* [Problem details]: The answer must be every line of the records below that holds the word "this".

* [Excerpted records]:
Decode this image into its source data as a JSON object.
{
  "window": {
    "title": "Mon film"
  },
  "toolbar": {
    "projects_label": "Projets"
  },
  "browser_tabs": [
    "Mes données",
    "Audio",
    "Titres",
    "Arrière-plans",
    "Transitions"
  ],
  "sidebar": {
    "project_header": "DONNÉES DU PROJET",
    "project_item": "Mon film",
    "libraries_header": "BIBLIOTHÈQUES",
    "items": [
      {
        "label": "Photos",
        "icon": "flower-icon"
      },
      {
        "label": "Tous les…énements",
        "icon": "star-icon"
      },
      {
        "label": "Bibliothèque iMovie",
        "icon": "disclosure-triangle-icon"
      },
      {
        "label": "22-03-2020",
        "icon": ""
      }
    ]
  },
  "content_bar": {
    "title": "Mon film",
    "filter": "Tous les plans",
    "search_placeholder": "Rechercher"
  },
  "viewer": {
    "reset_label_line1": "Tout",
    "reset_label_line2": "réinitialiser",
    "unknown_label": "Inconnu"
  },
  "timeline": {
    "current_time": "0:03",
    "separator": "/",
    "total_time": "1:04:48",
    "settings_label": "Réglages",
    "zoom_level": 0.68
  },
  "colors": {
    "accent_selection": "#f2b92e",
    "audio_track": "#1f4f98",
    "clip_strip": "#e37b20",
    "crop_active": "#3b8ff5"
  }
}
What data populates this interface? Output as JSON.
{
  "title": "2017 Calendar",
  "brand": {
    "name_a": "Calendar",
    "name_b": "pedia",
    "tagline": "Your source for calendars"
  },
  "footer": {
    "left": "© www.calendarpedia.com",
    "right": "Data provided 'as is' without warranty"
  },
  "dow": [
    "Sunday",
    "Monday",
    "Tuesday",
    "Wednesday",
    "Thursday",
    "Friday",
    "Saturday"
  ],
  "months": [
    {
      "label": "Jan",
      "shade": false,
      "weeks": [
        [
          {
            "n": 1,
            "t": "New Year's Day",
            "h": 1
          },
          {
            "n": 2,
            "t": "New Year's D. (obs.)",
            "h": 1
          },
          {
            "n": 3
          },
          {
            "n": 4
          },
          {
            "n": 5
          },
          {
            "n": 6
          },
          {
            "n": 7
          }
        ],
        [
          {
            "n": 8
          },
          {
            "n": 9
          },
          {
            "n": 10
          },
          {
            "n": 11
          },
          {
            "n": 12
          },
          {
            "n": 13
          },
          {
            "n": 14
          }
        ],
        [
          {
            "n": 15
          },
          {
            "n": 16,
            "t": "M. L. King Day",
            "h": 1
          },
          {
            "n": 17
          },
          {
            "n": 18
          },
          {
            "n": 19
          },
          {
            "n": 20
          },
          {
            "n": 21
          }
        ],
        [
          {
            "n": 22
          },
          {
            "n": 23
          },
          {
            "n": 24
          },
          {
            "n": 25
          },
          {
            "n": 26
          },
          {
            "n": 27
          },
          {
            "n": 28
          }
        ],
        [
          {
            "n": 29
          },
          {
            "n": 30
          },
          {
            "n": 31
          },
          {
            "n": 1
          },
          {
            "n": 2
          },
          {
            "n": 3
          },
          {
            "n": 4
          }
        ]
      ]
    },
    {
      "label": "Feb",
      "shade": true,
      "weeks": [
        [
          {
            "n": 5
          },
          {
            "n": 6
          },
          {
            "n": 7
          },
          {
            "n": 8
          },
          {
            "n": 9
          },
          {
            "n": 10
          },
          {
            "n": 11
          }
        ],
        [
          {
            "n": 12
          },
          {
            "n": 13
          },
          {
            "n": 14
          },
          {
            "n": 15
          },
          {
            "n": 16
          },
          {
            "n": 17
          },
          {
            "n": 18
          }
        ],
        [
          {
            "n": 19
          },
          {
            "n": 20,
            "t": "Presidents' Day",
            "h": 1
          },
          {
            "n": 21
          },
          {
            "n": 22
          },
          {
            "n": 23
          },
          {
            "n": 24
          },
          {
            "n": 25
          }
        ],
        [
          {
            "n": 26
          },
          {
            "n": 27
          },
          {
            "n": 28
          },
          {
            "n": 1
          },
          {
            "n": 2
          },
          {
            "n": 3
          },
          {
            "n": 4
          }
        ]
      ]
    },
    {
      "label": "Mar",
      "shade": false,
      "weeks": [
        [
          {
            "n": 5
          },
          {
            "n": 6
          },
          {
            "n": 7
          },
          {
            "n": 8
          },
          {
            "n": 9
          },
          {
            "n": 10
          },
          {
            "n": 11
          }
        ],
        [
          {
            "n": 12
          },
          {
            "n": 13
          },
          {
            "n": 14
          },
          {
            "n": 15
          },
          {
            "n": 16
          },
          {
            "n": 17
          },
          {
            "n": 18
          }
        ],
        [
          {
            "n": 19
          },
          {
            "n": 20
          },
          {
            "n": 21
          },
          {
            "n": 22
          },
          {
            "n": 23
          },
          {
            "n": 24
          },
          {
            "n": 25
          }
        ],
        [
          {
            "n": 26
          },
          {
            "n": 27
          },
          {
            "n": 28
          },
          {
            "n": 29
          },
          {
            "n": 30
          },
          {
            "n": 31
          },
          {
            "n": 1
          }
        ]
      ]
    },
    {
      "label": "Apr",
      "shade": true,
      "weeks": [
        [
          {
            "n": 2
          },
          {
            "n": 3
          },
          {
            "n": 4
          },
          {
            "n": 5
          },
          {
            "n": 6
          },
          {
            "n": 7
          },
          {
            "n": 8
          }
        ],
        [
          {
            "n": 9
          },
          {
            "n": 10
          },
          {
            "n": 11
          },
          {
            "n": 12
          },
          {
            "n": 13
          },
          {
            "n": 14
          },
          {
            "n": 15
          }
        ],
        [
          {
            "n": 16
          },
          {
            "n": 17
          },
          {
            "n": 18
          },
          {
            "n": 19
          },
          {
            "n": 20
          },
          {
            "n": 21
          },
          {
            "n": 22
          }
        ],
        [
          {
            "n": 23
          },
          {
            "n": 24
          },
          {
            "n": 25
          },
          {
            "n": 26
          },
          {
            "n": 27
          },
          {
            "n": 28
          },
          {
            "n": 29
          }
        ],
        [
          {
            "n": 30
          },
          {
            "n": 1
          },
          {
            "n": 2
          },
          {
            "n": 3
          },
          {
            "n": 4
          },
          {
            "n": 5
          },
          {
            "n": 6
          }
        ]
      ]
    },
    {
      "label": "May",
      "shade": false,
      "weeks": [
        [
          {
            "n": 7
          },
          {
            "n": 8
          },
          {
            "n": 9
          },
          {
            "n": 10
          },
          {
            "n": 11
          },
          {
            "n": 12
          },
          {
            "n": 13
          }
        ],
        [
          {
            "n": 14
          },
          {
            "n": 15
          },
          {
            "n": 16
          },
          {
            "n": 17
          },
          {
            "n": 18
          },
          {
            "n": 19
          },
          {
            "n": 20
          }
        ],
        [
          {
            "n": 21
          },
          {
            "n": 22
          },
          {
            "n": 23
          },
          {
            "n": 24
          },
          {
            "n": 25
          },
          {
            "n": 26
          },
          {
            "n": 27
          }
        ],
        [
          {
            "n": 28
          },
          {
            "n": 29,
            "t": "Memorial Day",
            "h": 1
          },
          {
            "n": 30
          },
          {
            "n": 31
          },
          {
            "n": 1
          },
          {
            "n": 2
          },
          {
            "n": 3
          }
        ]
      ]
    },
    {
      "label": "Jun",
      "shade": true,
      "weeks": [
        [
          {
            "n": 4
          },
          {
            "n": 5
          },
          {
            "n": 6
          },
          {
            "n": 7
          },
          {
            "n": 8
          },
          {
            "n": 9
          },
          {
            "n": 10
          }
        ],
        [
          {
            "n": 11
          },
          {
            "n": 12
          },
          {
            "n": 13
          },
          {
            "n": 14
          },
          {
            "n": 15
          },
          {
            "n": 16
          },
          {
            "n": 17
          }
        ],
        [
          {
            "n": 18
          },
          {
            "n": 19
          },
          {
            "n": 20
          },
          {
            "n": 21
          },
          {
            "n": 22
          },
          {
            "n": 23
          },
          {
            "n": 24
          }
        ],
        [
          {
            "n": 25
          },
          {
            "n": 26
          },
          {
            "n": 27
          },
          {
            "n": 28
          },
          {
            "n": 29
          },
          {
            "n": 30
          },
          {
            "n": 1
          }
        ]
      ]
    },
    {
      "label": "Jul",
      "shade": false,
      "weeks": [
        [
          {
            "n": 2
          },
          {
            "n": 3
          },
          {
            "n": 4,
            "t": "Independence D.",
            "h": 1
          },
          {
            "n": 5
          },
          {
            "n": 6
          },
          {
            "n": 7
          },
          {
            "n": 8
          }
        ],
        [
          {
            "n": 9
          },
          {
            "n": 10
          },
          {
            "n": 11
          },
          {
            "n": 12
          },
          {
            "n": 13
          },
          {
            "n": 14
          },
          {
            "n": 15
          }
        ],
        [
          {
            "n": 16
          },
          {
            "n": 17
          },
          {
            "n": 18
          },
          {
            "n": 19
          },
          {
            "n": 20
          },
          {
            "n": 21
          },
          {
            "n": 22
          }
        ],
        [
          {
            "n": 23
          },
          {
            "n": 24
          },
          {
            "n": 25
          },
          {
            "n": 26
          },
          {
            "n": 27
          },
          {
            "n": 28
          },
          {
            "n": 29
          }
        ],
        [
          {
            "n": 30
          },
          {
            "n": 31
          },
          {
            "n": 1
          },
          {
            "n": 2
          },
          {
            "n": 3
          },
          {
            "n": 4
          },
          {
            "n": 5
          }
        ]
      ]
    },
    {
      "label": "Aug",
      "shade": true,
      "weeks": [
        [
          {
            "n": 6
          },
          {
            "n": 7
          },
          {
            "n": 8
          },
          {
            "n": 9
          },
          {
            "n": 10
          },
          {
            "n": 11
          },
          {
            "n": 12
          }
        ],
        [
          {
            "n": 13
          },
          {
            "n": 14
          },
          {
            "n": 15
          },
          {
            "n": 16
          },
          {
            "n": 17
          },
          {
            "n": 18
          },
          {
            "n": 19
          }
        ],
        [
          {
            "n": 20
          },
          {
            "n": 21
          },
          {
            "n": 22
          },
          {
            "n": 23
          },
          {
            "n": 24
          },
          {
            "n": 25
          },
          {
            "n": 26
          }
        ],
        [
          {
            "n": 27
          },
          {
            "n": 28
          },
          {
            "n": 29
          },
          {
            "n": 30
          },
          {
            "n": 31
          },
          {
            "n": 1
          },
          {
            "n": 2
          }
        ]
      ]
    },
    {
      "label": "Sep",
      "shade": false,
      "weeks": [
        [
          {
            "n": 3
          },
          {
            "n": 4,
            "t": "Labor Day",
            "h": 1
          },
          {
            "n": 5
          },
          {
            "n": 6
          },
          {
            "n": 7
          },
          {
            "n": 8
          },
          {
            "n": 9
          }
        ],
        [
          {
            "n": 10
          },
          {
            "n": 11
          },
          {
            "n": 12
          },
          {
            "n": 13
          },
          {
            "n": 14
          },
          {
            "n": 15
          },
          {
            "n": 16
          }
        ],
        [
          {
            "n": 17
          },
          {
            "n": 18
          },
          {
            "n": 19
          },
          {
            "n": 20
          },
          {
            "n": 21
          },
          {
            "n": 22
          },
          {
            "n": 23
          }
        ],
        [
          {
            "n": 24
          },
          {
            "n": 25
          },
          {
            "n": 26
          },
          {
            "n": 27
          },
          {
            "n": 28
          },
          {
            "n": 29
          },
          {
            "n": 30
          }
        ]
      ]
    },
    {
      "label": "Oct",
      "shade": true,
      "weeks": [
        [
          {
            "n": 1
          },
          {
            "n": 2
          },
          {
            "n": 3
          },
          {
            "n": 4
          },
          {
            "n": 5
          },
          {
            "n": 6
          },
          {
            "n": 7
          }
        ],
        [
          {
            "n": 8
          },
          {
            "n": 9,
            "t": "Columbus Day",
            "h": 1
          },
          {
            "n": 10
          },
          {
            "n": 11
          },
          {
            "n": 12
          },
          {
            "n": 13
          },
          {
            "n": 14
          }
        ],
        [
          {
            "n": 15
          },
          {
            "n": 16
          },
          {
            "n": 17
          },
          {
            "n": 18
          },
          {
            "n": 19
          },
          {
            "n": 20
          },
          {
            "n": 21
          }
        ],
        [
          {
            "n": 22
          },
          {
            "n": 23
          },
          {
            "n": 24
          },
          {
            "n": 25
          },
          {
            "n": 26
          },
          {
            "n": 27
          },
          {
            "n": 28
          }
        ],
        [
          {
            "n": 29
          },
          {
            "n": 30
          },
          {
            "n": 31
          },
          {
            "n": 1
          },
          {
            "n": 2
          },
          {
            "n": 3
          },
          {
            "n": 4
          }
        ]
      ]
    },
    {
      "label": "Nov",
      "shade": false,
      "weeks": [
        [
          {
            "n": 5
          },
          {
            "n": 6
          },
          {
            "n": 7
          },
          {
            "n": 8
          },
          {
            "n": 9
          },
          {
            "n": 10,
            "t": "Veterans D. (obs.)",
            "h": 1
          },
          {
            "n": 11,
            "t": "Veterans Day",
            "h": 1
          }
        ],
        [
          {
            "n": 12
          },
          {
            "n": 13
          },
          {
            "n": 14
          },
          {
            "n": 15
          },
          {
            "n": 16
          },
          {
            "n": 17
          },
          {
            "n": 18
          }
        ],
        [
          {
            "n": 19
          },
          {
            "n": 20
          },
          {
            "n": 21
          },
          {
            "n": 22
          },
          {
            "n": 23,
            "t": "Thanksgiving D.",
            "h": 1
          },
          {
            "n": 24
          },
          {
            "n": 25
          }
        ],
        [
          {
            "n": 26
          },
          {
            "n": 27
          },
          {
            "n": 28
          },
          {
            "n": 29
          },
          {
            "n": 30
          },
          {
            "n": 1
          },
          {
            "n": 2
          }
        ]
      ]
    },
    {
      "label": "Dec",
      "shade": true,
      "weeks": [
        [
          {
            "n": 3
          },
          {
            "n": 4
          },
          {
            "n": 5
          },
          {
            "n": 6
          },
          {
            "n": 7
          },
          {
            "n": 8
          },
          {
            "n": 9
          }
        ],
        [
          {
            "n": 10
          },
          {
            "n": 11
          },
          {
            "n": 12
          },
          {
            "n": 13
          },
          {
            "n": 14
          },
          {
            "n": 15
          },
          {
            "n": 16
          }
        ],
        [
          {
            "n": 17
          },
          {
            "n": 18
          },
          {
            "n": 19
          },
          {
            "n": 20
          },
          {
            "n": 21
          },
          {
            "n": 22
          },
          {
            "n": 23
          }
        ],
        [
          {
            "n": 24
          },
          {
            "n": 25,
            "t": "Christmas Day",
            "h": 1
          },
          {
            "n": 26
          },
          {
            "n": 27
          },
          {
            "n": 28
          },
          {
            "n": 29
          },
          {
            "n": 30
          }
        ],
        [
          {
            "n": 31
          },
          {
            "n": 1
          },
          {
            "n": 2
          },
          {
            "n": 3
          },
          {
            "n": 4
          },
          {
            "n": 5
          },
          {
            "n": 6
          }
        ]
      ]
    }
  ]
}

* [Written solution]:
Decode this image into its source data as a JSON object.
What data populates this interface? Output as JSON.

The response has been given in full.